*What needs to be done:*
Could you return each line of the material that has "data" in it?

*Records for processing:*
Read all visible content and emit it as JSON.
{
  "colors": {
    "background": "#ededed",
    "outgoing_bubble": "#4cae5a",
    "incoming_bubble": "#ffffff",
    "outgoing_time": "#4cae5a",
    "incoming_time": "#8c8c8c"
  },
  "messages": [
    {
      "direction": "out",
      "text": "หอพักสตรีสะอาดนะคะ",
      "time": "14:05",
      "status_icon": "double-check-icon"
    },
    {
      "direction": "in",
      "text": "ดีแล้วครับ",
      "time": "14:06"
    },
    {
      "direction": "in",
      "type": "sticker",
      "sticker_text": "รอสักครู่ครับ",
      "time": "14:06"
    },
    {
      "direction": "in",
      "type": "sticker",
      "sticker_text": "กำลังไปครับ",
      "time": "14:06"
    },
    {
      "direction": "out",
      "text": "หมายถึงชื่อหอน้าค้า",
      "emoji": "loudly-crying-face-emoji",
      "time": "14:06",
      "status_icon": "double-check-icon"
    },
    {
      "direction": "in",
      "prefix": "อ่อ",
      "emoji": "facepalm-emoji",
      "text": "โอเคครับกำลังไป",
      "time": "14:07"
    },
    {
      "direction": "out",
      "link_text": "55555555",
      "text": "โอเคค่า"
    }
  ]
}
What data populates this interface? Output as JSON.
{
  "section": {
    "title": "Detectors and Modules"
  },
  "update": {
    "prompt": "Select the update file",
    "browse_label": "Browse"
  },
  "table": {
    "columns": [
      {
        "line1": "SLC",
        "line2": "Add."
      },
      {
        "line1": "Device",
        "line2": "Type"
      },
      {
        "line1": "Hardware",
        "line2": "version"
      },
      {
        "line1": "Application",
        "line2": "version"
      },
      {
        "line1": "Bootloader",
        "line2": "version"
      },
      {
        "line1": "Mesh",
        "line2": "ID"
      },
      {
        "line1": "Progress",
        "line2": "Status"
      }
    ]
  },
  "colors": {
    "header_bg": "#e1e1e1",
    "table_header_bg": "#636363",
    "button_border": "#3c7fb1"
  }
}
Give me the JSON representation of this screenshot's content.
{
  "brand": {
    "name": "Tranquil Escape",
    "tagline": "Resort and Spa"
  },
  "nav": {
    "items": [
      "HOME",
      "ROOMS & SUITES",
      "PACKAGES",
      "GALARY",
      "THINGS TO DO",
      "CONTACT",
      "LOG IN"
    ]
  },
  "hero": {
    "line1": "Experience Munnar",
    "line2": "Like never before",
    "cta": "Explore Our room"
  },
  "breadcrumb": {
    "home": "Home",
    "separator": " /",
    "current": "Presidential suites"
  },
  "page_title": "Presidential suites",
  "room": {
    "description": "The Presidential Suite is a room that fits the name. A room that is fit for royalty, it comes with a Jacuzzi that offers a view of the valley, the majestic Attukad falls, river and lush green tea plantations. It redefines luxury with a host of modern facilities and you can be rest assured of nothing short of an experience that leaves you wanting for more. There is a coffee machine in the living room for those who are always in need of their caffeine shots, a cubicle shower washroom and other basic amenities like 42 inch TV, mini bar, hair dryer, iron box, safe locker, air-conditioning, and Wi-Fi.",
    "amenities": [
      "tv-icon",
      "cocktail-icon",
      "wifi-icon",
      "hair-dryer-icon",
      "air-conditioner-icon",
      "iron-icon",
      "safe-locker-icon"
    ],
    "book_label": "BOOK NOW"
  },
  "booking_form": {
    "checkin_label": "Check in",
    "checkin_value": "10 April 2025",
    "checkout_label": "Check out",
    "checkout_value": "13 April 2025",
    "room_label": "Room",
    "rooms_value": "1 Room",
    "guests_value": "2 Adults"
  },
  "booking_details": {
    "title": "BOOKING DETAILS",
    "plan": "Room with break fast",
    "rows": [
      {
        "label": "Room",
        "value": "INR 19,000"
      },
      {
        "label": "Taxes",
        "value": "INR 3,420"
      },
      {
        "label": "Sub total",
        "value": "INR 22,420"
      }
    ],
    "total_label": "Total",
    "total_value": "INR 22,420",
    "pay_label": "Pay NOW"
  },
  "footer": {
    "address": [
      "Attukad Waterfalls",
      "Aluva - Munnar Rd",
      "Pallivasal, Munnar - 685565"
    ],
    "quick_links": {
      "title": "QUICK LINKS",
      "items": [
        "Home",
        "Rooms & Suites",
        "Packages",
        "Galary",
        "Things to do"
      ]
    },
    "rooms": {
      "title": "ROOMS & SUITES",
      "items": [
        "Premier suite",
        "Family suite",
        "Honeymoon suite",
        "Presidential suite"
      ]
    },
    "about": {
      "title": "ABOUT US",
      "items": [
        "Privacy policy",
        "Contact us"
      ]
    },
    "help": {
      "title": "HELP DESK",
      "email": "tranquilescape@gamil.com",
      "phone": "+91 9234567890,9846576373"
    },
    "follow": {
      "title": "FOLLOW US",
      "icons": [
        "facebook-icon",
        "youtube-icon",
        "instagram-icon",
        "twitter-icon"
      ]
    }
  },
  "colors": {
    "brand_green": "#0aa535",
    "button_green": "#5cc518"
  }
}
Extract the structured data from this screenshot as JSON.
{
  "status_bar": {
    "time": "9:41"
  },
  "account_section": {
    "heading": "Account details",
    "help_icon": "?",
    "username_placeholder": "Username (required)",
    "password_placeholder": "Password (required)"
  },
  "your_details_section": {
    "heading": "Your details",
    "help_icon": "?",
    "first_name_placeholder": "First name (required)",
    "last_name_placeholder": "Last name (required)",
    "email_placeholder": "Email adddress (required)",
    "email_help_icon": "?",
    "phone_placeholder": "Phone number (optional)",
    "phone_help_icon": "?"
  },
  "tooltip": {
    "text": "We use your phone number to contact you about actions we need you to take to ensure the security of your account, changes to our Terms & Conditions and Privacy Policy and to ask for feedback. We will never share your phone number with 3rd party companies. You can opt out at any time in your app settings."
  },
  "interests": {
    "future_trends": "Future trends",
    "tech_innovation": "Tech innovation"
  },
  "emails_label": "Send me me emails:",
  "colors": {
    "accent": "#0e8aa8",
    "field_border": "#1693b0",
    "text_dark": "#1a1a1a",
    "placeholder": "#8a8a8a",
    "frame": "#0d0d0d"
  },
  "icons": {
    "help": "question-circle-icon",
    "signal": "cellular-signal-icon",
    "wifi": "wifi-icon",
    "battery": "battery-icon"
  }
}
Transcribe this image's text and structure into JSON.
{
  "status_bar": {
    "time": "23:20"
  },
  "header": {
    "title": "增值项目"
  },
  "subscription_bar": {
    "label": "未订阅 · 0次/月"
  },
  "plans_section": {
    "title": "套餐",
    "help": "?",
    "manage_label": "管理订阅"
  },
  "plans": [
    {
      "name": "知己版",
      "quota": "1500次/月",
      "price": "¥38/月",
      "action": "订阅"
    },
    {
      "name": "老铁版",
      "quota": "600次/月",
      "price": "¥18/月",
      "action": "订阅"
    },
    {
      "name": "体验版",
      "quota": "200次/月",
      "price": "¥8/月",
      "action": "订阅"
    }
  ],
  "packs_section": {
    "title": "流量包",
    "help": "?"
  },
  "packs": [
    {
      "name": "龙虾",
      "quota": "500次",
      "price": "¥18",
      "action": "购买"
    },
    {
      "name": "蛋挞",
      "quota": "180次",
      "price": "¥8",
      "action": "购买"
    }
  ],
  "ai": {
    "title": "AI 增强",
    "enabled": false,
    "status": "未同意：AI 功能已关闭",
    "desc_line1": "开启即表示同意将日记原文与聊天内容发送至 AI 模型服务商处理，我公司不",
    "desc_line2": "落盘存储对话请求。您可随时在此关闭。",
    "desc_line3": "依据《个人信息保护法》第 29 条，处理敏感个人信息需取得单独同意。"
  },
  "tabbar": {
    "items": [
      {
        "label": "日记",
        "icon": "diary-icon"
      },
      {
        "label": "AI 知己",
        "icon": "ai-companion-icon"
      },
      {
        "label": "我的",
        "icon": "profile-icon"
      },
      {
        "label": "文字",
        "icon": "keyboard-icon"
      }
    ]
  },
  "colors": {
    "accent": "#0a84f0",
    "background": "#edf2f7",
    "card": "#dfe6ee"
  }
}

*Solution for this task:*
What data populates this interface? Output as JSON.
Extract the structured data from this screenshot as JSON.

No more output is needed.